## Required work
Output every line below as it stands, dropping only the images.

(Element data from apps and pages)
★ ★ ★ ★

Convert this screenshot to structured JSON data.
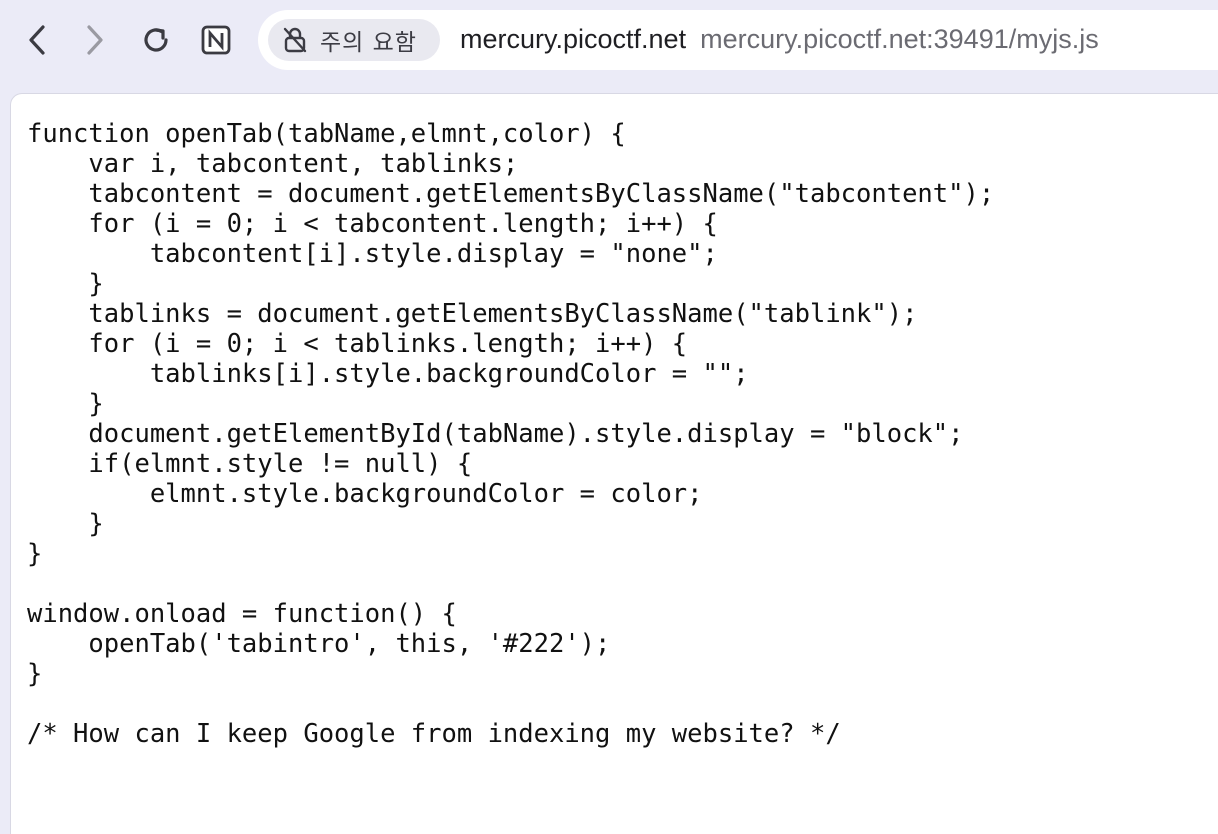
{
  "toolbar": {
    "back_icon": "chevron-left-icon",
    "forward_icon": "chevron-right-icon",
    "reload_icon": "reload-icon",
    "extension_icon": "notion-icon"
  },
  "address_bar": {
    "security_label": "주의 요함",
    "security_icon": "not-secure-icon",
    "host": "mercury.picoctf.net",
    "full_url": "mercury.picoctf.net:39491/myjs.js"
  },
  "code_lines": [
    "function openTab(tabName,elmnt,color) {",
    "    var i, tabcontent, tablinks;",
    "    tabcontent = document.getElementsByClassName(\"tabcontent\");",
    "    for (i = 0; i < tabcontent.length; i++) {",
    "        tabcontent[i].style.display = \"none\";",
    "    }",
    "    tablinks = document.getElementsByClassName(\"tablink\");",
    "    for (i = 0; i < tablinks.length; i++) {",
    "        tablinks[i].style.backgroundColor = \"\";",
    "    }",
    "    document.getElementById(tabName).style.display = \"block\";",
    "    if(elmnt.style != null) {",
    "        elmnt.style.backgroundColor = color;",
    "    }",
    "}",
    "",
    "window.onload = function() {",
    "    openTab('tabintro', this, '#222');",
    "}",
    "",
    "/* How can I keep Google from indexing my website? */"
  ]
}
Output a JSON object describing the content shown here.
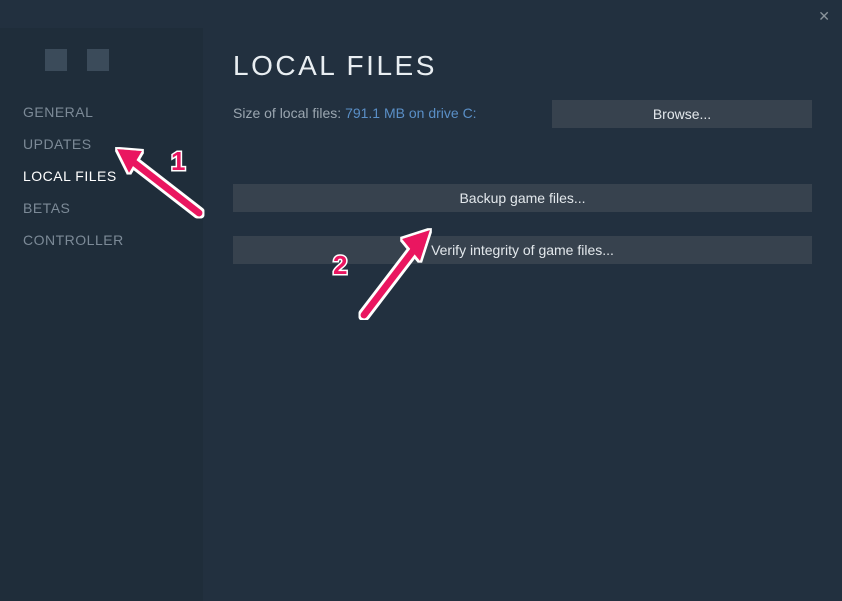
{
  "sidebar": {
    "items": [
      {
        "label": "GENERAL",
        "active": false
      },
      {
        "label": "UPDATES",
        "active": false
      },
      {
        "label": "LOCAL FILES",
        "active": true
      },
      {
        "label": "BETAS",
        "active": false
      },
      {
        "label": "CONTROLLER",
        "active": false
      }
    ]
  },
  "main": {
    "heading": "LOCAL FILES",
    "size_label": "Size of local files: ",
    "size_value": "791.1 MB on drive C:",
    "browse_label": "Browse...",
    "backup_label": "Backup game files...",
    "verify_label": "Verify integrity of game files..."
  },
  "annotations": {
    "step1": "1",
    "step2": "2"
  }
}
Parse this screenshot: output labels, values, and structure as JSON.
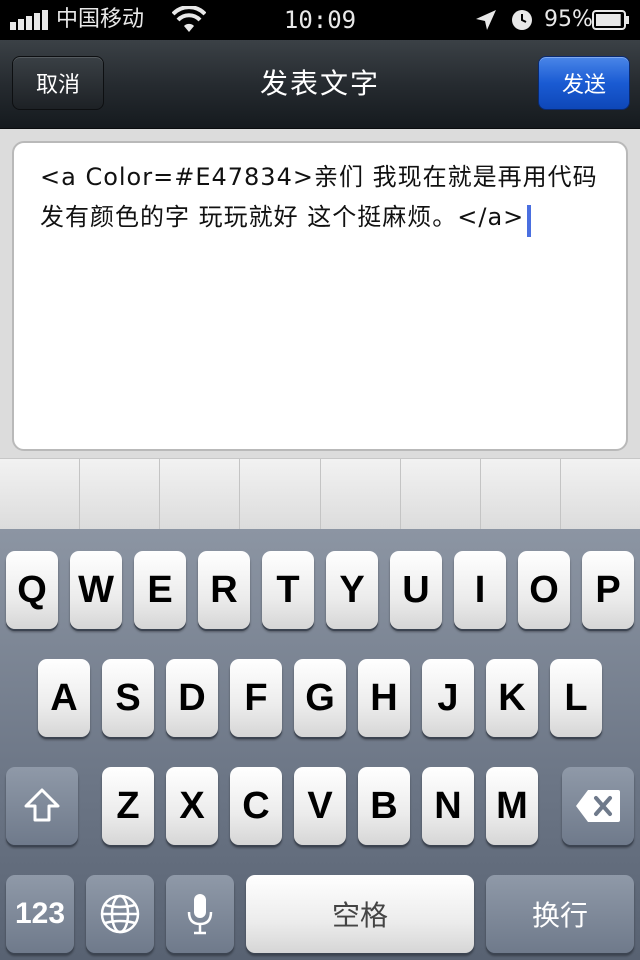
{
  "status_bar": {
    "carrier": "中国移动",
    "time": "10:09",
    "battery_percent": "95%",
    "battery_level": 0.95
  },
  "nav": {
    "cancel_label": "取消",
    "title": "发表文字",
    "send_label": "发送",
    "send_color": "#1a5bd3"
  },
  "compose": {
    "text": "<a Color=#E47834>亲们 我现在就是再用代码发有颜色的字 玩玩就好 这个挺麻烦。</a>"
  },
  "keyboard": {
    "row1": [
      "Q",
      "W",
      "E",
      "R",
      "T",
      "Y",
      "U",
      "I",
      "O",
      "P"
    ],
    "row2": [
      "A",
      "S",
      "D",
      "F",
      "G",
      "H",
      "J",
      "K",
      "L"
    ],
    "row3": [
      "Z",
      "X",
      "C",
      "V",
      "B",
      "N",
      "M"
    ],
    "num_label": "123",
    "space_label": "空格",
    "return_label": "换行",
    "icons": {
      "shift": "shift-icon",
      "delete": "backspace-icon",
      "globe": "globe-icon",
      "mic": "microphone-icon"
    }
  }
}
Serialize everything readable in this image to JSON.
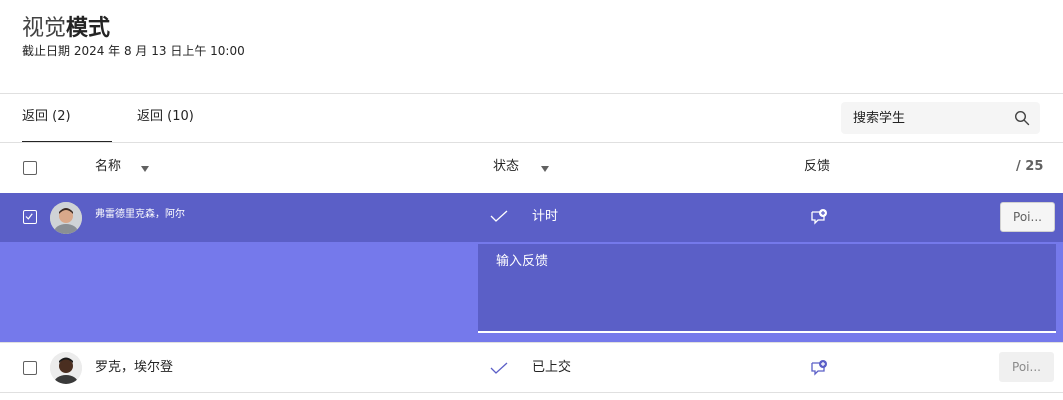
{
  "header": {
    "title_light": "视觉",
    "title_bold": "模式",
    "due_date": "截止日期 2024 年 8 月 13 日上午 10:00"
  },
  "tabs": [
    {
      "label": "返回 (2)",
      "selected": true
    },
    {
      "label": "返回 (10)",
      "selected": false
    }
  ],
  "search": {
    "placeholder": "搜索学生"
  },
  "table": {
    "columns": {
      "name": "名称",
      "status": "状态",
      "feedback": "反馈",
      "points": "/ 25"
    },
    "rows": [
      {
        "name": "弗雷德里克森，阿尔",
        "status": "计时",
        "points_placeholder": "Poi...",
        "selected": true,
        "expanded": true
      },
      {
        "name": "罗克，埃尔登",
        "status": "已上交",
        "points_placeholder": "Poi...",
        "selected": false,
        "expanded": false
      }
    ]
  },
  "feedback_editor": {
    "placeholder": "输入反馈"
  },
  "colors": {
    "accent": "#5b5fc7",
    "accent_light": "#7579eb",
    "divider": "#e0e0e0",
    "text": "#242424"
  }
}
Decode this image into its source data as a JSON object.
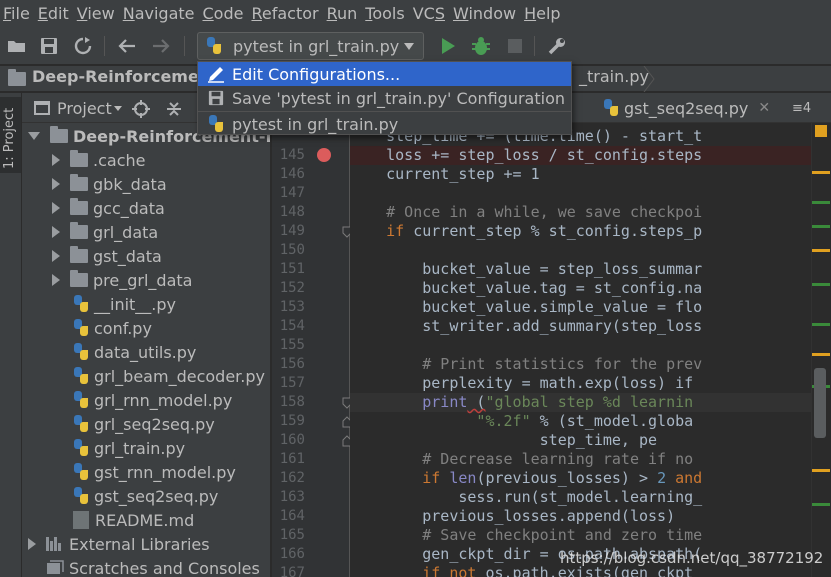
{
  "menubar": {
    "items": [
      "File",
      "Edit",
      "View",
      "Navigate",
      "Code",
      "Refactor",
      "Run",
      "Tools",
      "VCS",
      "Window",
      "Help"
    ],
    "mnemonics": [
      "F",
      "E",
      "V",
      "N",
      "C",
      "R",
      "R",
      "T",
      "S",
      "W",
      "H"
    ]
  },
  "toolbar": {
    "run_config_label": "pytest in grl_train.py",
    "icons": [
      "open-folder-icon",
      "save-icon",
      "sync-icon",
      "back-arrow-icon",
      "forward-arrow-icon",
      "run-icon",
      "debug-icon",
      "stop-icon",
      "wrench-icon"
    ]
  },
  "navbar": {
    "project_crumb": "Deep-Reinforceme",
    "file_crumb": "_train.py"
  },
  "left_stripe": {
    "tab_label": "1: Project"
  },
  "project_panel": {
    "title": "Project",
    "root": "Deep-Reinforcement-L",
    "folders": [
      ".cache",
      "gbk_data",
      "gcc_data",
      "grl_data",
      "gst_data",
      "pre_grl_data"
    ],
    "files": [
      "__init__.py",
      "conf.py",
      "data_utils.py",
      "grl_beam_decoder.py",
      "grl_rnn_model.py",
      "grl_seq2seq.py",
      "grl_train.py",
      "gst_rnn_model.py",
      "gst_seq2seq.py"
    ],
    "readme": "README.md",
    "external": "External Libraries",
    "scratches": "Scratches and Consoles"
  },
  "editor_tabs": {
    "tab1": "gst_seq2seq.py",
    "tab_count": "≡4"
  },
  "popup": {
    "items": [
      "Edit Configurations...",
      "Save 'pytest in grl_train.py' Configuration",
      "pytest in grl_train.py"
    ]
  },
  "gutter": {
    "lines": [
      "",
      "145",
      "146",
      "147",
      "148",
      "149",
      "150",
      "151",
      "152",
      "153",
      "154",
      "155",
      "156",
      "157",
      "158",
      "159",
      "160",
      "161",
      "162",
      "163",
      "164",
      "165",
      "166",
      "167"
    ]
  },
  "code": {
    "l144": "    step_time += (time.time() - start_t",
    "l145": "    loss += step_loss / st_config.steps",
    "l146": "    current_step += 1",
    "l148": "    # Once in a while, we save checkpoi",
    "l149_kw": "    if",
    "l149": " current_step % st_config.steps_p",
    "l151": "        bucket_value = step_loss_summar",
    "l152": "        bucket_value.tag = st_config.na",
    "l153": "        bucket_value.simple_value = flo",
    "l154": "        st_writer.add_summary(step_loss",
    "l156": "        # Print statistics for the prev",
    "l157": "        perplexity = math.exp(loss) if",
    "l158_kw": "        print",
    "l158_p": " (",
    "l158_s": "\"global step %d learnin",
    "l159_s": "              \"%.2f\"",
    "l159": " % (st_model.globa",
    "l160": "                     step_time, pe",
    "l161": "        # Decrease learning rate if no",
    "l162_kw": "        if",
    "l162_b": " len",
    "l162": "(previous_losses) > ",
    "l162_n": "2",
    "l162_a": " and",
    "l163": "            sess.run(st_model.learning_",
    "l164": "        previous_losses.append(loss)",
    "l165": "        # Save checkpoint and zero time",
    "l166": "        gen_ckpt_dir = os.path.abspath(",
    "l167_kw": "        if not",
    "l167": " os.path.exists(gen_ckpt_"
  },
  "watermark": "https://blog.csdn.net/qq_38772192",
  "colors": {
    "accent": "#2f65ca",
    "background": "#2b2b2b",
    "panel": "#3c3f41",
    "breakpoint": "#db5c5c",
    "run_green": "#499c54"
  }
}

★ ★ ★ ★

## Result of the task
Convert this screenshot to structured JSON data.
{
  "toolbar": {
    "back_icon": "chevron-left-icon",
    "forward_icon": "chevron-right-icon",
    "reload_icon": "reload-icon",
    "extension_icon": "notion-icon"
  },
  "address_bar": {
    "security_label": "주의 요함",
    "security_icon": "not-secure-icon",
    "host": "mercury.picoctf.net",
    "full_url": "mercury.picoctf.net:39491/myjs.js"
  },
  "code_lines": [
    "function openTab(tabName,elmnt,color) {",
    "    var i, tabcontent, tablinks;",
    "    tabcontent = document.getElementsByClassName(\"tabcontent\");",
    "    for (i = 0; i < tabcontent.length; i++) {",
    "        tabcontent[i].style.display = \"none\";",
    "    }",
    "    tablinks = document.getElementsByClassName(\"tablink\");",
    "    for (i = 0; i < tablinks.length; i++) {",
    "        tablinks[i].style.backgroundColor = \"\";",
    "    }",
    "    document.getElementById(tabName).style.display = \"block\";",
    "    if(elmnt.style != null) {",
    "        elmnt.style.backgroundColor = color;",
    "    }",
    "}",
    "",
    "window.onload = function() {",
    "    openTab('tabintro', this, '#222');",
    "}",
    "",
    "/* How can I keep Google from indexing my website? */"
  ]
}
Output a JSON object describing the content shown here.
{
  "sidebar": {
    "items": [
      {
        "label": "GENERAL",
        "active": false
      },
      {
        "label": "UPDATES",
        "active": false
      },
      {
        "label": "LOCAL FILES",
        "active": true
      },
      {
        "label": "BETAS",
        "active": false
      },
      {
        "label": "CONTROLLER",
        "active": false
      }
    ]
  },
  "main": {
    "heading": "LOCAL FILES",
    "size_label": "Size of local files: ",
    "size_value": "791.1 MB on drive C:",
    "browse_label": "Browse...",
    "backup_label": "Backup game files...",
    "verify_label": "Verify integrity of game files..."
  },
  "annotations": {
    "step1": "1",
    "step2": "2"
  }
}
Parse this screenshot: output labels, values, and structure as JSON.
{
  "status_bar": {
    "carrier": "中国移动",
    "time": "10:09",
    "battery_percent": "95%",
    "battery_level": 0.95
  },
  "nav": {
    "cancel_label": "取消",
    "title": "发表文字",
    "send_label": "发送",
    "send_color": "#1a5bd3"
  },
  "compose": {
    "text": "<a Color=#E47834>亲们 我现在就是再用代码发有颜色的字 玩玩就好 这个挺麻烦。</a>"
  },
  "keyboard": {
    "row1": [
      "Q",
      "W",
      "E",
      "R",
      "T",
      "Y",
      "U",
      "I",
      "O",
      "P"
    ],
    "row2": [
      "A",
      "S",
      "D",
      "F",
      "G",
      "H",
      "J",
      "K",
      "L"
    ],
    "row3": [
      "Z",
      "X",
      "C",
      "V",
      "B",
      "N",
      "M"
    ],
    "num_label": "123",
    "space_label": "空格",
    "return_label": "换行",
    "icons": {
      "shift": "shift-icon",
      "delete": "backspace-icon",
      "globe": "globe-icon",
      "mic": "microphone-icon"
    }
  }
}
Serialize everything readable in this image to JSON.
{
  "header": {
    "title_light": "视觉",
    "title_bold": "模式",
    "due_date": "截止日期 2024 年 8 月 13 日上午 10:00"
  },
  "tabs": [
    {
      "label": "返回 (2)",
      "selected": true
    },
    {
      "label": "返回 (10)",
      "selected": false
    }
  ],
  "search": {
    "placeholder": "搜索学生"
  },
  "table": {
    "columns": {
      "name": "名称",
      "status": "状态",
      "feedback": "反馈",
      "points": "/ 25"
    },
    "rows": [
      {
        "name": "弗雷德里克森，阿尔",
        "status": "计时",
        "points_placeholder": "Poi...",
        "selected": true,
        "expanded": true
      },
      {
        "name": "罗克，埃尔登",
        "status": "已上交",
        "points_placeholder": "Poi...",
        "selected": false,
        "expanded": false
      }
    ]
  },
  "feedback_editor": {
    "placeholder": "输入反馈"
  },
  "colors": {
    "accent": "#5b5fc7",
    "accent_light": "#7579eb",
    "divider": "#e0e0e0",
    "text": "#242424"
  }
}
Decode this image into its source data as a JSON object.
{
  "menubar": {
    "items": [
      "File",
      "Edit",
      "View",
      "Navigate",
      "Code",
      "Refactor",
      "Run",
      "Tools",
      "VCS",
      "Window",
      "Help"
    ],
    "mnemonics": [
      "F",
      "E",
      "V",
      "N",
      "C",
      "R",
      "R",
      "T",
      "S",
      "W",
      "H"
    ]
  },
  "toolbar": {
    "run_config_label": "pytest in grl_train.py",
    "icons": [
      "open-folder-icon",
      "save-icon",
      "sync-icon",
      "back-arrow-icon",
      "forward-arrow-icon",
      "run-icon",
      "debug-icon",
      "stop-icon",
      "wrench-icon"
    ]
  },
  "navbar": {
    "project_crumb": "Deep-Reinforceme",
    "file_crumb": "_train.py"
  },
  "left_stripe": {
    "tab_label": "1: Project"
  },
  "project_panel": {
    "title": "Project",
    "root": "Deep-Reinforcement-L",
    "folders": [
      ".cache",
      "gbk_data",
      "gcc_data",
      "grl_data",
      "gst_data",
      "pre_grl_data"
    ],
    "files": [
      "__init__.py",
      "conf.py",
      "data_utils.py",
      "grl_beam_decoder.py",
      "grl_rnn_model.py",
      "grl_seq2seq.py",
      "grl_train.py",
      "gst_rnn_model.py",
      "gst_seq2seq.py"
    ],
    "readme": "README.md",
    "external": "External Libraries",
    "scratches": "Scratches and Consoles"
  },
  "editor_tabs": {
    "tab1": "gst_seq2seq.py",
    "tab_count": "≡4"
  },
  "popup": {
    "items": [
      "Edit Configurations...",
      "Save 'pytest in grl_train.py' Configuration",
      "pytest in grl_train.py"
    ]
  },
  "gutter": {
    "lines": [
      "",
      "145",
      "146",
      "147",
      "148",
      "149",
      "150",
      "151",
      "152",
      "153",
      "154",
      "155",
      "156",
      "157",
      "158",
      "159",
      "160",
      "161",
      "162",
      "163",
      "164",
      "165",
      "166",
      "167"
    ]
  },
  "code": {
    "l144": "    step_time += (time.time() - start_t",
    "l145": "    loss += step_loss / st_config.steps",
    "l146": "    current_step += 1",
    "l148": "    # Once in a while, we save checkpoi",
    "l149_kw": "    if",
    "l149": " current_step % st_config.steps_p",
    "l151": "        bucket_value = step_loss_summar",
    "l152": "        bucket_value.tag = st_config.na",
    "l153": "        bucket_value.simple_value = flo",
    "l154": "        st_writer.add_summary(step_loss",
    "l156": "        # Print statistics for the prev",
    "l157": "        perplexity = math.exp(loss) if",
    "l158_kw": "        print",
    "l158_p": " (",
    "l158_s": "\"global step %d learnin",
    "l159_s": "              \"%.2f\"",
    "l159": " % (st_model.globa",
    "l160": "                     step_time, pe",
    "l161": "        # Decrease learning rate if no",
    "l162_kw": "        if",
    "l162_b": " len",
    "l162": "(previous_losses) > ",
    "l162_n": "2",
    "l162_a": " and",
    "l163": "            sess.run(st_model.learning_",
    "l164": "        previous_losses.append(loss)",
    "l165": "        # Save checkpoint and zero time",
    "l166": "        gen_ckpt_dir = os.path.abspath(",
    "l167_kw": "        if not",
    "l167": " os.path.exists(gen_ckpt_"
  },
  "watermark": "https://blog.csdn.net/qq_38772192",
  "colors": {
    "accent": "#2f65ca",
    "background": "#2b2b2b",
    "panel": "#3c3f41",
    "breakpoint": "#db5c5c",
    "run_green": "#499c54"
  }
}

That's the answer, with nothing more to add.